▶ _TASK TO CARRY OUT_
Please write out each entry below exactly as given.

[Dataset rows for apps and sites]
··········

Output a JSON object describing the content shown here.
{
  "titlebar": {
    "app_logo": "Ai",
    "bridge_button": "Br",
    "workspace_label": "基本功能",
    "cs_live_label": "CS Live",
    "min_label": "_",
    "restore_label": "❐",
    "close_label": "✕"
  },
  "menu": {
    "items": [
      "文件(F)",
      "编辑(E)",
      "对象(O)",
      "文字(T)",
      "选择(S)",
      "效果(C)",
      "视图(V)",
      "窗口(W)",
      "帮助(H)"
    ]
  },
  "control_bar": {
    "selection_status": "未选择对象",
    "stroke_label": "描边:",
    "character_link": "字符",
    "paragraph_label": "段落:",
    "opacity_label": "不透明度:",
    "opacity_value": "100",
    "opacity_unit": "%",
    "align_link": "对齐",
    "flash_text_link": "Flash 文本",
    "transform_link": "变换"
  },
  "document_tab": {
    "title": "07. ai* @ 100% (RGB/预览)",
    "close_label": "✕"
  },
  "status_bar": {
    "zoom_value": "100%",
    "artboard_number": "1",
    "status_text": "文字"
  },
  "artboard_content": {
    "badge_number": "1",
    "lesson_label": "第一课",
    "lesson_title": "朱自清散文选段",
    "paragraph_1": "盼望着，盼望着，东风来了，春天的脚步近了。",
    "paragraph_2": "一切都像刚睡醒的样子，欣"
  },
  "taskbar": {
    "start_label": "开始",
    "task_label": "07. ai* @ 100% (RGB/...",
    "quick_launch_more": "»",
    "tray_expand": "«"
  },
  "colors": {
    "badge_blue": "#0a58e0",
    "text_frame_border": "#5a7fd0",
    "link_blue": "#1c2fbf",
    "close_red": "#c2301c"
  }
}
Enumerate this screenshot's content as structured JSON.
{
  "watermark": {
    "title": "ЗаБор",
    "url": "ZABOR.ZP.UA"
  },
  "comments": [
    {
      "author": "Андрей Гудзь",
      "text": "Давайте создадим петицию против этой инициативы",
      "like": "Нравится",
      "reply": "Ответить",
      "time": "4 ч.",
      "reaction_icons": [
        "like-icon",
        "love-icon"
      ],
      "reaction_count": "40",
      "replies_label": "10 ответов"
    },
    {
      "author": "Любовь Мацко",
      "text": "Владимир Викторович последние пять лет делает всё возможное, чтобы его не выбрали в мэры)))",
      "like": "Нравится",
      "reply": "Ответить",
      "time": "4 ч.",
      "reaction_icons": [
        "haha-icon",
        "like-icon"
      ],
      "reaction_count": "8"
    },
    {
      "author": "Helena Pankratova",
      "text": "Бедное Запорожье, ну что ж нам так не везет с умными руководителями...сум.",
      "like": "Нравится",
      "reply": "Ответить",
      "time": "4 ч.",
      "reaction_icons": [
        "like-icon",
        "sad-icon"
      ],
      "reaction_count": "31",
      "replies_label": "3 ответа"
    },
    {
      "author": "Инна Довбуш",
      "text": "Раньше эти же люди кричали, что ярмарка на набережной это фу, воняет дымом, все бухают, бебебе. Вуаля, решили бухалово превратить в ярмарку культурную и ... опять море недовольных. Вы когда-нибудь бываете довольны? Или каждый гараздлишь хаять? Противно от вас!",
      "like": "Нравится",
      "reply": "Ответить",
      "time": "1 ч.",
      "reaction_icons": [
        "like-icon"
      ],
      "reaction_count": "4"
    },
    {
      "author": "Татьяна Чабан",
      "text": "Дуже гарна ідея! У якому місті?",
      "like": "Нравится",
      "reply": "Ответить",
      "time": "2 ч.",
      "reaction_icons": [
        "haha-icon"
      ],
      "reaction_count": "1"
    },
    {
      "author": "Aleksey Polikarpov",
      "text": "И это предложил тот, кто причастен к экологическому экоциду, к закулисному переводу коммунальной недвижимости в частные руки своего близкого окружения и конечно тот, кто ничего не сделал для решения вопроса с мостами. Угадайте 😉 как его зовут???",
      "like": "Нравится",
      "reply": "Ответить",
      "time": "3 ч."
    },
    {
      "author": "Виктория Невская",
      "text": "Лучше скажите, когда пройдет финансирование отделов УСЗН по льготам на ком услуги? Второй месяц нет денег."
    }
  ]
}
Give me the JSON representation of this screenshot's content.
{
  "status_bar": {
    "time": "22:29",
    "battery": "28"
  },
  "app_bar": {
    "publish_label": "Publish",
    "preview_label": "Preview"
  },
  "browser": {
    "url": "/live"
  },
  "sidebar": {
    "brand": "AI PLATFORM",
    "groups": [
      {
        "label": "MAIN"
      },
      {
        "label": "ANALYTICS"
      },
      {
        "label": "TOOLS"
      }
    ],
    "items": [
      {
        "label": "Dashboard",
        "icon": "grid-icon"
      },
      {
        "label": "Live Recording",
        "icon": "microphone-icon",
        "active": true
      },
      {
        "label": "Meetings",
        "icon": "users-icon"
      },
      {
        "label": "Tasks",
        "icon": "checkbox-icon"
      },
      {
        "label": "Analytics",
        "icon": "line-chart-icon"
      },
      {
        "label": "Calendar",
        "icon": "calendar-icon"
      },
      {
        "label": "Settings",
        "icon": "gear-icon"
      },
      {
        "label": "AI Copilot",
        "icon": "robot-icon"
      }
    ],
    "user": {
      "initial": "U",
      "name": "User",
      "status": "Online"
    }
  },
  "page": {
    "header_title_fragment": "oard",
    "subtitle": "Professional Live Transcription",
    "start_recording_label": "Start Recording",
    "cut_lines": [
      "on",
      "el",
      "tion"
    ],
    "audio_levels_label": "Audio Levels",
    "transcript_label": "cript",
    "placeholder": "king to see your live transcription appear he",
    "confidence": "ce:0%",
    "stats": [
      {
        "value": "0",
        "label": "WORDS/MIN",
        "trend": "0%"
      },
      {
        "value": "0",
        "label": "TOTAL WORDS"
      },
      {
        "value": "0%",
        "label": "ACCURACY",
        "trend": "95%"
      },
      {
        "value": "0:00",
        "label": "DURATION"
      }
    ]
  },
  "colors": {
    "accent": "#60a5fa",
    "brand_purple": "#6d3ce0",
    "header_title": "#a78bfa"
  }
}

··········

▶ _EXERCISE RESULT_
Output a JSON object describing the content shown here.
{
  "titlebar": {
    "app_logo": "Ai",
    "bridge_button": "Br",
    "workspace_label": "基本功能",
    "cs_live_label": "CS Live",
    "min_label": "_",
    "restore_label": "❐",
    "close_label": "✕"
  },
  "menu": {
    "items": [
      "文件(F)",
      "编辑(E)",
      "对象(O)",
      "文字(T)",
      "选择(S)",
      "效果(C)",
      "视图(V)",
      "窗口(W)",
      "帮助(H)"
    ]
  },
  "control_bar": {
    "selection_status": "未选择对象",
    "stroke_label": "描边:",
    "character_link": "字符",
    "paragraph_label": "段落:",
    "opacity_label": "不透明度:",
    "opacity_value": "100",
    "opacity_unit": "%",
    "align_link": "对齐",
    "flash_text_link": "Flash 文本",
    "transform_link": "变换"
  },
  "document_tab": {
    "title": "07. ai* @ 100% (RGB/预览)",
    "close_label": "✕"
  },
  "status_bar": {
    "zoom_value": "100%",
    "artboard_number": "1",
    "status_text": "文字"
  },
  "artboard_content": {
    "badge_number": "1",
    "lesson_label": "第一课",
    "lesson_title": "朱自清散文选段",
    "paragraph_1": "盼望着，盼望着，东风来了，春天的脚步近了。",
    "paragraph_2": "一切都像刚睡醒的样子，欣"
  },
  "taskbar": {
    "start_label": "开始",
    "task_label": "07. ai* @ 100% (RGB/...",
    "quick_launch_more": "»",
    "tray_expand": "«"
  },
  "colors": {
    "badge_blue": "#0a58e0",
    "text_frame_border": "#5a7fd0",
    "link_blue": "#1c2fbf",
    "close_red": "#c2301c"
  }
}
Enumerate this screenshot's content as structured JSON.
{
  "watermark": {
    "title": "ЗаБор",
    "url": "ZABOR.ZP.UA"
  },
  "comments": [
    {
      "author": "Андрей Гудзь",
      "text": "Давайте создадим петицию против этой инициативы",
      "like": "Нравится",
      "reply": "Ответить",
      "time": "4 ч.",
      "reaction_icons": [
        "like-icon",
        "love-icon"
      ],
      "reaction_count": "40",
      "replies_label": "10 ответов"
    },
    {
      "author": "Любовь Мацко",
      "text": "Владимир Викторович последние пять лет делает всё возможное, чтобы его не выбрали в мэры)))",
      "like": "Нравится",
      "reply": "Ответить",
      "time": "4 ч.",
      "reaction_icons": [
        "haha-icon",
        "like-icon"
      ],
      "reaction_count": "8"
    },
    {
      "author": "Helena Pankratova",
      "text": "Бедное Запорожье, ну что ж нам так не везет с умными руководителями...сум.",
      "like": "Нравится",
      "reply": "Ответить",
      "time": "4 ч.",
      "reaction_icons": [
        "like-icon",
        "sad-icon"
      ],
      "reaction_count": "31",
      "replies_label": "3 ответа"
    },
    {
      "author": "Инна Довбуш",
      "text": "Раньше эти же люди кричали, что ярмарка на набережной это фу, воняет дымом, все бухают, бебебе. Вуаля, решили бухалово превратить в ярмарку культурную и ... опять море недовольных. Вы когда-нибудь бываете довольны? Или каждый гараздлишь хаять? Противно от вас!",
      "like": "Нравится",
      "reply": "Ответить",
      "time": "1 ч.",
      "reaction_icons": [
        "like-icon"
      ],
      "reaction_count": "4"
    },
    {
      "author": "Татьяна Чабан",
      "text": "Дуже гарна ідея! У якому місті?",
      "like": "Нравится",
      "reply": "Ответить",
      "time": "2 ч.",
      "reaction_icons": [
        "haha-icon"
      ],
      "reaction_count": "1"
    },
    {
      "author": "Aleksey Polikarpov",
      "text": "И это предложил тот, кто причастен к экологическому экоциду, к закулисному переводу коммунальной недвижимости в частные руки своего близкого окружения и конечно тот, кто ничего не сделал для решения вопроса с мостами. Угадайте 😉 как его зовут???",
      "like": "Нравится",
      "reply": "Ответить",
      "time": "3 ч."
    },
    {
      "author": "Виктория Невская",
      "text": "Лучше скажите, когда пройдет финансирование отделов УСЗН по льготам на ком услуги? Второй месяц нет денег."
    }
  ]
}
Give me the JSON representation of this screenshot's content.
{
  "status_bar": {
    "time": "22:29",
    "battery": "28"
  },
  "app_bar": {
    "publish_label": "Publish",
    "preview_label": "Preview"
  },
  "browser": {
    "url": "/live"
  },
  "sidebar": {
    "brand": "AI PLATFORM",
    "groups": [
      {
        "label": "MAIN"
      },
      {
        "label": "ANALYTICS"
      },
      {
        "label": "TOOLS"
      }
    ],
    "items": [
      {
        "label": "Dashboard",
        "icon": "grid-icon"
      },
      {
        "label": "Live Recording",
        "icon": "microphone-icon",
        "active": true
      },
      {
        "label": "Meetings",
        "icon": "users-icon"
      },
      {
        "label": "Tasks",
        "icon": "checkbox-icon"
      },
      {
        "label": "Analytics",
        "icon": "line-chart-icon"
      },
      {
        "label": "Calendar",
        "icon": "calendar-icon"
      },
      {
        "label": "Settings",
        "icon": "gear-icon"
      },
      {
        "label": "AI Copilot",
        "icon": "robot-icon"
      }
    ],
    "user": {
      "initial": "U",
      "name": "User",
      "status": "Online"
    }
  },
  "page": {
    "header_title_fragment": "oard",
    "subtitle": "Professional Live Transcription",
    "start_recording_label": "Start Recording",
    "cut_lines": [
      "on",
      "el",
      "tion"
    ],
    "audio_levels_label": "Audio Levels",
    "transcript_label": "cript",
    "placeholder": "king to see your live transcription appear he",
    "confidence": "ce:0%",
    "stats": [
      {
        "value": "0",
        "label": "WORDS/MIN",
        "trend": "0%"
      },
      {
        "value": "0",
        "label": "TOTAL WORDS"
      },
      {
        "value": "0%",
        "label": "ACCURACY",
        "trend": "95%"
      },
      {
        "value": "0:00",
        "label": "DURATION"
      }
    ]
  },
  "colors": {
    "accent": "#60a5fa",
    "brand_purple": "#6d3ce0",
    "header_title": "#a78bfa"
  }
}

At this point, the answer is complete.